And in SubmissionFormPage we would have the actual form:
Connection to API
In the above file, you could also notice that when submitting the form we make a request to the backend API. We will use Axios to do this. Let’s create src/lib/Connection.js:
To check if everything works, it would be convenient to be able to see the pending submissions list, so let’s create PendingSubmissionsPage:
As you can see here, in componentDidMount we load submissions from the API and assign them to the local component state. Then we pass them to the SubmissionsList component which is responsible for rendering the table. SubmissionsList:
To have some kind of backend, you can clone and setup this very simplified backend app. Just follow instructions in the README.

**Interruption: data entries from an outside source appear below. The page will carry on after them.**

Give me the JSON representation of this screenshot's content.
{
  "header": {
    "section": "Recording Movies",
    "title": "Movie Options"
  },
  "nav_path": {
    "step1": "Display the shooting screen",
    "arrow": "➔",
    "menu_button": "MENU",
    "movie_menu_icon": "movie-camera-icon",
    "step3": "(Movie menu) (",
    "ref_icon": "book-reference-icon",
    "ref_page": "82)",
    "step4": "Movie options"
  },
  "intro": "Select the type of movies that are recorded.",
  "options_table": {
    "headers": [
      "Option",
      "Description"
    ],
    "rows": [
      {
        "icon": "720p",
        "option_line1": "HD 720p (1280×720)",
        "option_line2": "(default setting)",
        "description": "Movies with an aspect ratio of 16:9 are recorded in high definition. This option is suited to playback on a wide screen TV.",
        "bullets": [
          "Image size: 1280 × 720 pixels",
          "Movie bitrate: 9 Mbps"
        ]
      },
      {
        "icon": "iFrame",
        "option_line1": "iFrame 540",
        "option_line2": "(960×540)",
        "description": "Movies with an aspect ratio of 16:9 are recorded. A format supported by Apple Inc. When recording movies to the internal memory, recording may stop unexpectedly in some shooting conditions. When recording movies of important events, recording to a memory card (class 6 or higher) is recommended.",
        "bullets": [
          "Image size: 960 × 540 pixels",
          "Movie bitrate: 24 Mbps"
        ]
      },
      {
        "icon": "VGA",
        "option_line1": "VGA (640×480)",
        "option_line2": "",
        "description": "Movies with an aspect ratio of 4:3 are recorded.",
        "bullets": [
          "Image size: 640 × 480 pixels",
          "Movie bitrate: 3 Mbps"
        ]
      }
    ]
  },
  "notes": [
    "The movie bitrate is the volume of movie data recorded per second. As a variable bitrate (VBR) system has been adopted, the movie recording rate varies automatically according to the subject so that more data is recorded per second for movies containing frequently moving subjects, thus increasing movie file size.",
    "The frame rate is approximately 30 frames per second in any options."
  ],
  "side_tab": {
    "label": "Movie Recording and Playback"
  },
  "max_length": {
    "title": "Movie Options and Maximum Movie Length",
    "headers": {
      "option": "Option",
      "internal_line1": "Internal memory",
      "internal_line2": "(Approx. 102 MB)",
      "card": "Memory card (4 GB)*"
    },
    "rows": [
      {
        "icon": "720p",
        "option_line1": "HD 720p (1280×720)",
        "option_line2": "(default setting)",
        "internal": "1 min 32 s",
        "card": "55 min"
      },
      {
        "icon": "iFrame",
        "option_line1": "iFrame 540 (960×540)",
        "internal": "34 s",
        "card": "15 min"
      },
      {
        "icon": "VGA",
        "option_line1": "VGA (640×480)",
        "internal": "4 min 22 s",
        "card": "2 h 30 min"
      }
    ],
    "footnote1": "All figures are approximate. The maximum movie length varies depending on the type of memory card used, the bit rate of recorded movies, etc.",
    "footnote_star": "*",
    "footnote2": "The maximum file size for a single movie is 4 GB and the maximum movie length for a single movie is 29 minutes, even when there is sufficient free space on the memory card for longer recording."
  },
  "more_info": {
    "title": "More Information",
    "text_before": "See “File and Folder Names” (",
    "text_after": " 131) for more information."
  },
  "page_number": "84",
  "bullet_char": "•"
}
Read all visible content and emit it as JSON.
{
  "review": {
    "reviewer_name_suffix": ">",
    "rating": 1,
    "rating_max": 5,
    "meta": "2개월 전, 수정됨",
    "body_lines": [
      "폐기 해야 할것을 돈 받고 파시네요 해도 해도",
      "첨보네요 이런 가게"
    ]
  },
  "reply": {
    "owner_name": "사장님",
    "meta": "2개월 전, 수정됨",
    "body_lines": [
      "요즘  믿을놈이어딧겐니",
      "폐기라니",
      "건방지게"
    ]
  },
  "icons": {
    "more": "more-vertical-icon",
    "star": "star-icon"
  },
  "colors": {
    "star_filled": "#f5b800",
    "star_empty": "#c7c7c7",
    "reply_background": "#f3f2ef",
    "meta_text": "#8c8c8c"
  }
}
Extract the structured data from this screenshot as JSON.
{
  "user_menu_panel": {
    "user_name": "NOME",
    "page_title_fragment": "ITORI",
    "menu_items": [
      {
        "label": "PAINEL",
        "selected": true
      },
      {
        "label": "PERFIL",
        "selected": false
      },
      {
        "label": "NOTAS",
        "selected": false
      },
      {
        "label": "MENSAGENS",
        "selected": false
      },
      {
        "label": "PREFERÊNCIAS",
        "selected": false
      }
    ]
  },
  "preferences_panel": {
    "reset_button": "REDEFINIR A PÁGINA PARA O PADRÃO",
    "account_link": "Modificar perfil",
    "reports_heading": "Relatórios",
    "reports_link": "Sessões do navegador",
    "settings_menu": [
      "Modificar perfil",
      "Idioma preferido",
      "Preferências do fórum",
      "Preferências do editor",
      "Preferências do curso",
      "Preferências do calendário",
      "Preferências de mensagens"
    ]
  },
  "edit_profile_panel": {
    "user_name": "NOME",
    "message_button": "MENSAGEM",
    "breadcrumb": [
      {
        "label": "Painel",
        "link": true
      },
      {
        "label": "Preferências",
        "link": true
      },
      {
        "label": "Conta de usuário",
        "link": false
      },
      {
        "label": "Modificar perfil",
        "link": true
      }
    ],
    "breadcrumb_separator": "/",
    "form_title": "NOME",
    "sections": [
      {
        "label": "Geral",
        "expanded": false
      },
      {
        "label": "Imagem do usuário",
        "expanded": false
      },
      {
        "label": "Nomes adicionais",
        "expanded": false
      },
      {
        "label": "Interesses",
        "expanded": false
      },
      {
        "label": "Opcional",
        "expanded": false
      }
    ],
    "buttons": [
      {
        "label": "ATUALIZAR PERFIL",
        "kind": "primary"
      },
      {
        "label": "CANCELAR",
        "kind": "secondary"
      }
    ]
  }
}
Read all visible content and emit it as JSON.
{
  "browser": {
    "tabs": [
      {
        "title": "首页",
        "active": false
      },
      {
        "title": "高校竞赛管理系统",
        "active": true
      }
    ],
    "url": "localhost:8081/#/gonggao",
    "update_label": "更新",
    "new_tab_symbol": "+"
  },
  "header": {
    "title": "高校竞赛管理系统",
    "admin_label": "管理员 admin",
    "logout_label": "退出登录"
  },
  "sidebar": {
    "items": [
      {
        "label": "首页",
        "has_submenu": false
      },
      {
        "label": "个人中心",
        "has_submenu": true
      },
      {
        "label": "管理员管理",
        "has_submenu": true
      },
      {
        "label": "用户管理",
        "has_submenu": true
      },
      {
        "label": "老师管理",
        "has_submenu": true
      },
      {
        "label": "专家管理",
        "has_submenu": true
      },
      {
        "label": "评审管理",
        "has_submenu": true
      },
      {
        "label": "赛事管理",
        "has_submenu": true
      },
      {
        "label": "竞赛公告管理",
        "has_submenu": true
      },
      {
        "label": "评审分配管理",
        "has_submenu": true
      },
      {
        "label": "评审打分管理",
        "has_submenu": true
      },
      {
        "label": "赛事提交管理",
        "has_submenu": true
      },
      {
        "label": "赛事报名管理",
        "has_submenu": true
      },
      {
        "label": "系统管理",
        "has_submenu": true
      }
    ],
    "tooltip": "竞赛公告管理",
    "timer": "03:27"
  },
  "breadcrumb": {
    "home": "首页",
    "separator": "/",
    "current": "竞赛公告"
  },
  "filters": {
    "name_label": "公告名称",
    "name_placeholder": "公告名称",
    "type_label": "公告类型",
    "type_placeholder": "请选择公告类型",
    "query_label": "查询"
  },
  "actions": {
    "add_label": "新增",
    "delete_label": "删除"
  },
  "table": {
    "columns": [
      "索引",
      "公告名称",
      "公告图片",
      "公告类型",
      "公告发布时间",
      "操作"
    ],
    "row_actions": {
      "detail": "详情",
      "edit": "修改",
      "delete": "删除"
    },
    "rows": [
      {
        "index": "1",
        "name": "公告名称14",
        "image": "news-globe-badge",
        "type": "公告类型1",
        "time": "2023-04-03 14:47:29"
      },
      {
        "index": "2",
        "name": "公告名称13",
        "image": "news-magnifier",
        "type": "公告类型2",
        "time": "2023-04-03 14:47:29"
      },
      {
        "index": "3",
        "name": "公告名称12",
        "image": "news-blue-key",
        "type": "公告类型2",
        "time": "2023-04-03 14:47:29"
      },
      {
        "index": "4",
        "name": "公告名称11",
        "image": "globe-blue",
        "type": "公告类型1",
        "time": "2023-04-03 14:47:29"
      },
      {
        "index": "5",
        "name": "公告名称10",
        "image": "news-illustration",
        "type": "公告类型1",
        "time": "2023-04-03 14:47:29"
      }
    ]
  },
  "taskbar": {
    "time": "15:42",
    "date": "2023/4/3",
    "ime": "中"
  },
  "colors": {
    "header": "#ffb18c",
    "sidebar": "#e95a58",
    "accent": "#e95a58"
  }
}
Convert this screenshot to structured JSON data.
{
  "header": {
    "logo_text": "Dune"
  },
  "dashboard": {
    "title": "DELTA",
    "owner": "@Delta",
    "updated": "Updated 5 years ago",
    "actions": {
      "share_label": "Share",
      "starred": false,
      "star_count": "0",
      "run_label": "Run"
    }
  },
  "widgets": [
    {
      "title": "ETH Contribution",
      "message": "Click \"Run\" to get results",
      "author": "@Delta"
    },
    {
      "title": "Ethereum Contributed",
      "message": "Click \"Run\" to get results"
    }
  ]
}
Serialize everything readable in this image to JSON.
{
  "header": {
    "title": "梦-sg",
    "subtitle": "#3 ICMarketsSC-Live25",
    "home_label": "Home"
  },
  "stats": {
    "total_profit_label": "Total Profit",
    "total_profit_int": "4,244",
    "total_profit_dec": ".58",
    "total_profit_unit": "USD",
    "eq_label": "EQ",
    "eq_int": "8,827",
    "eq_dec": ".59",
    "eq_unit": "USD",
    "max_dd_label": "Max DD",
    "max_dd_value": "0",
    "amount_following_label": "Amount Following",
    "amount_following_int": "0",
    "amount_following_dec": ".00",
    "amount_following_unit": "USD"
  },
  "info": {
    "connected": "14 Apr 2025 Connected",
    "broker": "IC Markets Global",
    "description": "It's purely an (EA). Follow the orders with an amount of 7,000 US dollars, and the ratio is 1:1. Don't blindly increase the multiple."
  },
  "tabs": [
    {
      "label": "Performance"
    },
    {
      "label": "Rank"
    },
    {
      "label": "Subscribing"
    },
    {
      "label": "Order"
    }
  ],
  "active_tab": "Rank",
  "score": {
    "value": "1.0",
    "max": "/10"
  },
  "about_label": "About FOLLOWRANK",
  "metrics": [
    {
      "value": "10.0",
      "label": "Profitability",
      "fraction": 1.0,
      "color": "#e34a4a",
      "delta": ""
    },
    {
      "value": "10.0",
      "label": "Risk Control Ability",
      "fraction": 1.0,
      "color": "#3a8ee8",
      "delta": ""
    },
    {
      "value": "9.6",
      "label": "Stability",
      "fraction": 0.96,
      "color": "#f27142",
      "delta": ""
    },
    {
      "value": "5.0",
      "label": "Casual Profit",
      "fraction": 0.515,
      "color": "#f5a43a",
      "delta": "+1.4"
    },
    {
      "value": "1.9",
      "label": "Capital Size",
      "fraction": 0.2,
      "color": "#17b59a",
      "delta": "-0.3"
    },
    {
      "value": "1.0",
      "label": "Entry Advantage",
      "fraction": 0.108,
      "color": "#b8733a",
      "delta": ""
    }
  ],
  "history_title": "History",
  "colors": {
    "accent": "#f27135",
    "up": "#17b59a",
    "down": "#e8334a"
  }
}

Starting the app!
Now we can finally test if everything works. Run npm start in the console, and go to http://localhost:3000 in your browser.
Now we can implement the rating feature itself.
Let’s add SubmissionPage:
Again, in componentDidMount we load particular submissions from the API and assign them to the local component state. But the most important part is this:
We pass performRating handler as props to the Rate component:
And again pass performRating further, to the RateButton component, where we have actual rate value defined.
Here, finally, we have it bound to the onClick event because only here do we know the particular value for a rating – this.props.value
Thanks to that, when a user clicks a rate button, the performRating method defined in SubmissionPage is called and a request to the API is made.
Let’s add a route to the src/routes.js to be able to access the view:
We just created a simple application using bare React.
The important thing to notice is that we hold the state of the app in many places. In a more complicated application, this can cause a lot of pain :)
In the next post, we’ll update our app to use a more structured pattern for managing the state – Flux.
For now, you can practise a bit by adding the missing EvaluatedSubmissionsPage and RejectedSubmissionsPage.
The full code is accessible here.
See you next week!